More than 1.6 million people in Cook County live in areas that are the hardest for the U.S. Census Bureau to count in the nation, Cook County Treasurer Maria Pappas said today at a news conference where she was joined by other Chicago-area elected officials
who urged residents to participate in the 2020 Census.
"If you want to count, you've got to be counted," Pappas said.
Most of these areas, called census tracts, are located on the South and West Sides of Chicago and south and west suburbs, Pappas said. A map is available
Joining Pappas at the news conference were: U.S. Rep. Raja Krishnamoorthi (8th); Toni Preckwinkle, President of the Cook County Board of Commissioners; Kim Foxx, Cook County State's Attorney; Karen Yarbrough, Cook County Clerk; and Marilyn Sanders, Regional
Director, U.S. Census Bureau.
Cook County Commissioners Stanley Moore (4th), Chairman, Complete Count Census Committee; John Daley (11th), Chairman of the Finance Committee; and Kevin Morrison (15th) also participated.
Aldermen Ariel Reboyras (30th), Chairman, Chicago City Council Special Legislative Committee on the Census; Howard Brookins Jr. (21st); Alderman Walter Burnett Jr. (27th); Felix Cardona Jr. (31st); and Byron Sigcho Lopez (25th) spoke.
Leaders of the Polish community who spoke were: Jan Kopec, President, Alliance of Polish Clubs and Honorary Cook County Deputy Treasurer; and Michael Niedzinski, President, Illinois Division, Polish American Congress.
The elected officials gathered around a dedicated computer workstation on the front counter of the Treasurer's Office where residents ran register for the 2020 Census starting in mid-March. It is the first such location in Cook County government. Brochures

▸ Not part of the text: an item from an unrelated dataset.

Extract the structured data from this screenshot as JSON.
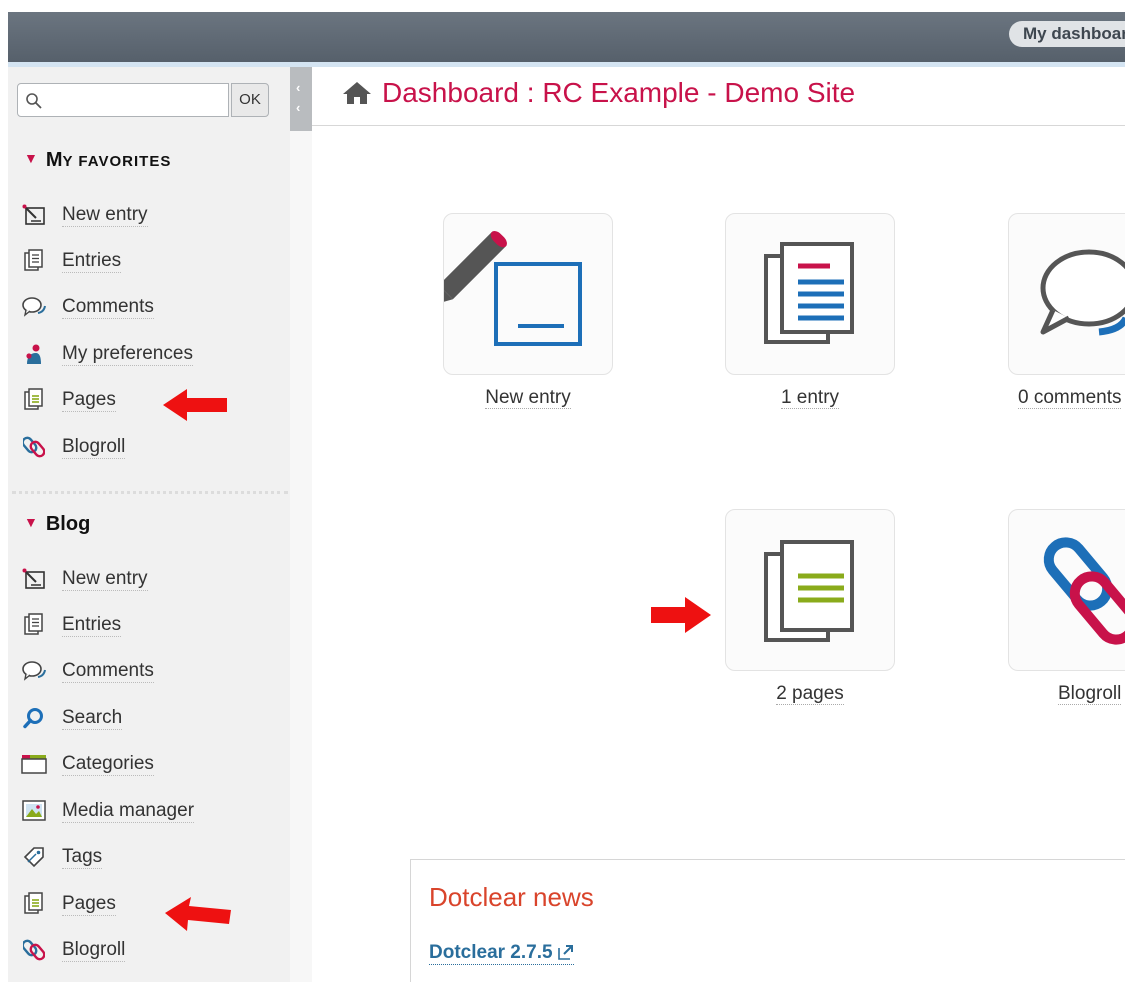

about the 2020 Census in Spanish, Polish and English are also available.
The hardest-to-count census tracts are designated by the Census Bureau. They are the areas where the fewest households mailed back the 2010 Census questionnaire.